PROBLEM REQUIREMENTS:
In the copy, include every entry exactly but none of its images.

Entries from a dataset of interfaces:
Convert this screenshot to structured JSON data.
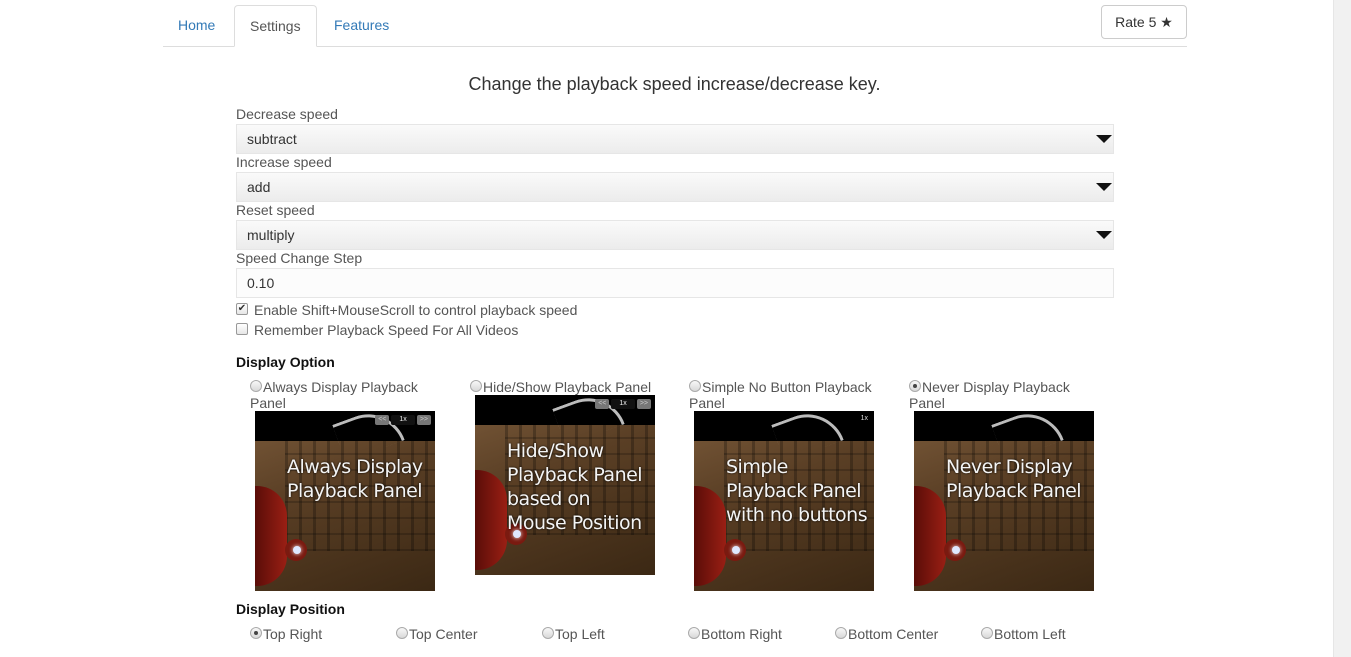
{
  "nav": {
    "tabs": [
      {
        "label": "Home",
        "active": false
      },
      {
        "label": "Settings",
        "active": true
      },
      {
        "label": "Features",
        "active": false
      }
    ],
    "rate_button": "Rate 5 ★"
  },
  "heading": "Change the playback speed increase/decrease key.",
  "fields": {
    "decrease": {
      "label": "Decrease speed",
      "value": "subtract"
    },
    "increase": {
      "label": "Increase speed",
      "value": "add"
    },
    "reset": {
      "label": "Reset speed",
      "value": "multiply"
    },
    "step": {
      "label": "Speed Change Step",
      "value": "0.10"
    }
  },
  "checkboxes": [
    {
      "label": "Enable Shift+MouseScroll to control playback speed",
      "checked": true,
      "mark": "✔"
    },
    {
      "label": "Remember Playback Speed For All Videos",
      "checked": false,
      "mark": ""
    }
  ],
  "display_option": {
    "title": "Display Option",
    "options": [
      {
        "label": "Always Display Playback Panel",
        "selected": false,
        "caption": "Always Display Playback Panel",
        "panel": "full"
      },
      {
        "label": "Hide/Show Playback Panel",
        "selected": false,
        "caption": "Hide/Show Playback Panel based on Mouse Position",
        "panel": "full"
      },
      {
        "label": "Simple No Button Playback Panel",
        "selected": false,
        "caption": "Simple Playback Panel with no buttons",
        "panel": "simple"
      },
      {
        "label": "Never Display Playback Panel",
        "selected": true,
        "caption": "Never Display Playback Panel",
        "panel": "none"
      }
    ],
    "panel": {
      "prev": "<<",
      "speed": "1x",
      "next": ">>"
    }
  },
  "display_position": {
    "title": "Display Position",
    "options": [
      {
        "label": "Top Right",
        "selected": true
      },
      {
        "label": "Top Center",
        "selected": false
      },
      {
        "label": "Top Left",
        "selected": false
      },
      {
        "label": "Bottom Right",
        "selected": false
      },
      {
        "label": "Bottom Center",
        "selected": false
      },
      {
        "label": "Bottom Left",
        "selected": false
      }
    ]
  }
}
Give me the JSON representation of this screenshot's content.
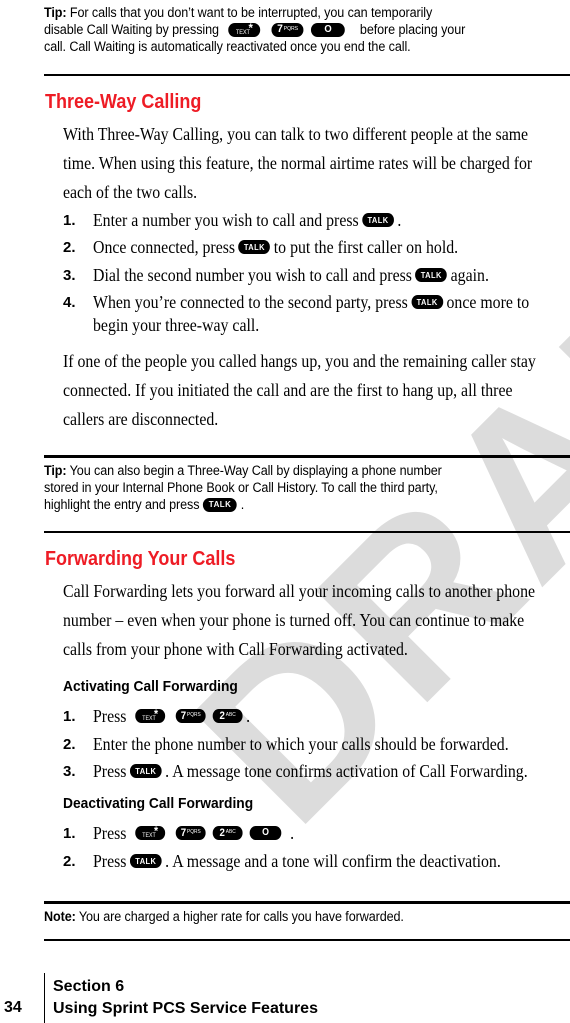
{
  "watermark": "DRAFT",
  "tip1": {
    "label": "Tip:",
    "text_a": "For calls that you don’t want to be interrupted, you can temporarily",
    "text_b": "disable Call Waiting by pressing",
    "text_c": "before placing your",
    "text_d": "call. Call Waiting is automatically reactivated once you end the call."
  },
  "keys": {
    "talk": "TALK",
    "star_symbol": "*",
    "star_label": "TEXT",
    "seven": "7",
    "seven_sub": "PQRS",
    "two": "2",
    "two_sub": "ABC",
    "zero": "O"
  },
  "three_way": {
    "heading": "Three-Way Calling",
    "intro": "With Three-Way Calling, you can talk to two different people at the same time. When using this feature, the normal airtime rates will be charged for each of the two calls.",
    "steps": [
      {
        "num": "1.",
        "before": "Enter a number you wish to call and press",
        "after": "."
      },
      {
        "num": "2.",
        "before": "Once connected, press",
        "after": "to put the first caller on hold."
      },
      {
        "num": "3.",
        "before": "Dial the second number you wish to call and press",
        "after": "again."
      },
      {
        "num": "4.",
        "before": "When you’re connected to the second party, press",
        "after": "once more to",
        "cont": "begin your three-way call."
      }
    ],
    "outro": "If one of the people you called hangs up, you and the remaining caller stay connected. If you initiated the call and are the first to hang up, all three callers are disconnected."
  },
  "tip2": {
    "label": "Tip:",
    "text_a": "You can also begin a Three-Way Call by displaying a phone number",
    "text_b": "stored in your Internal Phone Book or Call History. To call the third party,",
    "text_c": "highlight the entry and press",
    "text_d": "."
  },
  "forwarding": {
    "heading": "Forwarding Your Calls",
    "intro": "Call Forwarding lets you forward all your incoming calls to another phone number – even when your phone is turned off. You can continue to make calls from your phone with Call Forwarding activated.",
    "activating": {
      "title": "Activating Call Forwarding",
      "steps": [
        {
          "num": "1.",
          "before": "Press",
          "after": "."
        },
        {
          "num": "2.",
          "text": "Enter the phone number to which your calls should be forwarded."
        },
        {
          "num": "3.",
          "before": "Press",
          "after": ". A message tone confirms activation of Call Forwarding."
        }
      ]
    },
    "deactivating": {
      "title": "Deactivating Call Forwarding",
      "steps": [
        {
          "num": "1.",
          "before": "Press",
          "after": "."
        },
        {
          "num": "2.",
          "before": "Press",
          "after": ". A message and a tone will confirm the deactivation."
        }
      ]
    }
  },
  "note": {
    "label": "Note:",
    "text": "You are charged a higher rate for calls you have forwarded."
  },
  "footer": {
    "page_number": "34",
    "section": "Section 6",
    "section_title": "Using Sprint PCS Service Features"
  }
}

RESULT OF THIS TASK:
Convert this screenshot to structured JSON data.
{
  "nav": {
    "tabs": [
      {
        "label": "Home",
        "active": false
      },
      {
        "label": "Settings",
        "active": true
      },
      {
        "label": "Features",
        "active": false
      }
    ],
    "rate_button": "Rate 5 ★"
  },
  "heading": "Change the playback speed increase/decrease key.",
  "fields": {
    "decrease": {
      "label": "Decrease speed",
      "value": "subtract"
    },
    "increase": {
      "label": "Increase speed",
      "value": "add"
    },
    "reset": {
      "label": "Reset speed",
      "value": "multiply"
    },
    "step": {
      "label": "Speed Change Step",
      "value": "0.10"
    }
  },
  "checkboxes": [
    {
      "label": "Enable Shift+MouseScroll to control playback speed",
      "checked": true,
      "mark": "✔"
    },
    {
      "label": "Remember Playback Speed For All Videos",
      "checked": false,
      "mark": ""
    }
  ],
  "display_option": {
    "title": "Display Option",
    "options": [
      {
        "label": "Always Display Playback Panel",
        "selected": false,
        "caption": "Always Display Playback Panel",
        "panel": "full"
      },
      {
        "label": "Hide/Show Playback Panel",
        "selected": false,
        "caption": "Hide/Show Playback Panel based on Mouse Position",
        "panel": "full"
      },
      {
        "label": "Simple No Button Playback Panel",
        "selected": false,
        "caption": "Simple Playback Panel with no buttons",
        "panel": "simple"
      },
      {
        "label": "Never Display Playback Panel",
        "selected": true,
        "caption": "Never Display Playback Panel",
        "panel": "none"
      }
    ],
    "panel": {
      "prev": "<<",
      "speed": "1x",
      "next": ">>"
    }
  },
  "display_position": {
    "title": "Display Position",
    "options": [
      {
        "label": "Top Right",
        "selected": true
      },
      {
        "label": "Top Center",
        "selected": false
      },
      {
        "label": "Top Left",
        "selected": false
      },
      {
        "label": "Bottom Right",
        "selected": false
      },
      {
        "label": "Bottom Center",
        "selected": false
      },
      {
        "label": "Bottom Left",
        "selected": false
      }
    ]
  }
}
Give me the JSON representation of this screenshot's content.
{
  "watermark": "DRAFT",
  "tip1": {
    "label": "Tip:",
    "text_a": "For calls that you don’t want to be interrupted, you can temporarily",
    "text_b": "disable Call Waiting by pressing",
    "text_c": "before placing your",
    "text_d": "call. Call Waiting is automatically reactivated once you end the call."
  },
  "keys": {
    "talk": "TALK",
    "star_symbol": "*",
    "star_label": "TEXT",
    "seven": "7",
    "seven_sub": "PQRS",
    "two": "2",
    "two_sub": "ABC",
    "zero": "O"
  },
  "three_way": {
    "heading": "Three-Way Calling",
    "intro": "With Three-Way Calling, you can talk to two different people at the same time. When using this feature, the normal airtime rates will be charged for each of the two calls.",
    "steps": [
      {
        "num": "1.",
        "before": "Enter a number you wish to call and press",
        "after": "."
      },
      {
        "num": "2.",
        "before": "Once connected, press",
        "after": "to put the first caller on hold."
      },
      {
        "num": "3.",
        "before": "Dial the second number you wish to call and press",
        "after": "again."
      },
      {
        "num": "4.",
        "before": "When you’re connected to the second party, press",
        "after": "once more to",
        "cont": "begin your three-way call."
      }
    ],
    "outro": "If one of the people you called hangs up, you and the remaining caller stay connected. If you initiated the call and are the first to hang up, all three callers are disconnected."
  },
  "tip2": {
    "label": "Tip:",
    "text_a": "You can also begin a Three-Way Call by displaying a phone number",
    "text_b": "stored in your Internal Phone Book or Call History. To call the third party,",
    "text_c": "highlight the entry and press",
    "text_d": "."
  },
  "forwarding": {
    "heading": "Forwarding Your Calls",
    "intro": "Call Forwarding lets you forward all your incoming calls to another phone number – even when your phone is turned off. You can continue to make calls from your phone with Call Forwarding activated.",
    "activating": {
      "title": "Activating Call Forwarding",
      "steps": [
        {
          "num": "1.",
          "before": "Press",
          "after": "."
        },
        {
          "num": "2.",
          "text": "Enter the phone number to which your calls should be forwarded."
        },
        {
          "num": "3.",
          "before": "Press",
          "after": ". A message tone confirms activation of Call Forwarding."
        }
      ]
    },
    "deactivating": {
      "title": "Deactivating Call Forwarding",
      "steps": [
        {
          "num": "1.",
          "before": "Press",
          "after": "."
        },
        {
          "num": "2.",
          "before": "Press",
          "after": ". A message and a tone will confirm the deactivation."
        }
      ]
    }
  },
  "note": {
    "label": "Note:",
    "text": "You are charged a higher rate for calls you have forwarded."
  },
  "footer": {
    "page_number": "34",
    "section": "Section 6",
    "section_title": "Using Sprint PCS Service Features"
  }
}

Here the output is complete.